Overall, college-educated women are more likely to live longer and happier lives than those who did not attend a higher education institution. In the book, How College Affects Students, the authors summarized hundreds of studies and concluded: “The evidence is also quite clear in suggesting that education attainment has positive net impacts on dimensions of life that, in turn, increase one’s sense of life satisfaction or overall happiness.”

The enhanced quality of life linked with college-educated women contributes to their ability to be more resilient when faced with stressful situations. Educational attainment has also been linked with more extensive social-support networks. These associations are typically positive and can provide comfort and assistance when needed, which can help reduce the effects of stressful circumstances and contribute to good mental health.

Several new initiatives at Girl Scouts of Utah are making the transition from high school to college a bit more comfortable for girls. These include a focus on STEM fields and financial literacy in middle school, which encourages girls to connect with fields they may not otherwise be exposed to. The Girl Scouting mission is to build girls of courage confidence and character and the GRSI has confirmed girls in the program have better grades and a healthier outlook on life than their peers.
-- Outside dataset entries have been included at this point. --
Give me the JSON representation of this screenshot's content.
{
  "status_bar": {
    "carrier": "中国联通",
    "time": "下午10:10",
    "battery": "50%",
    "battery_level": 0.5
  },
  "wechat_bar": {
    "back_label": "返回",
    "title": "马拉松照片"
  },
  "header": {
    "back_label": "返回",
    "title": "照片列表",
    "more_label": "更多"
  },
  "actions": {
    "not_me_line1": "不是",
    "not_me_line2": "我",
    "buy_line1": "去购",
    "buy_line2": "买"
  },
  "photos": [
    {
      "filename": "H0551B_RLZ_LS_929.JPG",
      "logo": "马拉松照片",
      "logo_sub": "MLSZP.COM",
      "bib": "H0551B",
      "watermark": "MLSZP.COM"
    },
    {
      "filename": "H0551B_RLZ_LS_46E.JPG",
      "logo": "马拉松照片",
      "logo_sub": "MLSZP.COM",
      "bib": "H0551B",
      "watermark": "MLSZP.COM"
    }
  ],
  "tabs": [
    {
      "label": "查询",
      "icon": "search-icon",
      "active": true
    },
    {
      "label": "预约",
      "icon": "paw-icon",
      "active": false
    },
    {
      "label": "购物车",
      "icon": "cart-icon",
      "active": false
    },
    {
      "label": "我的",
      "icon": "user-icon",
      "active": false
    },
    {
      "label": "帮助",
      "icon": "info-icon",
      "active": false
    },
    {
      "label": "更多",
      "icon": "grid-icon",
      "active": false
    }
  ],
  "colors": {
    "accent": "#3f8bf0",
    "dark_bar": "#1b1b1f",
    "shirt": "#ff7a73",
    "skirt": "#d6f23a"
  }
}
Education is an important component of building confidence and character and helping each girl develop into the woman she can become. The development of her mind, talents, and skills in college can contribute to a happier, healthier life.

For source of research cited, click here.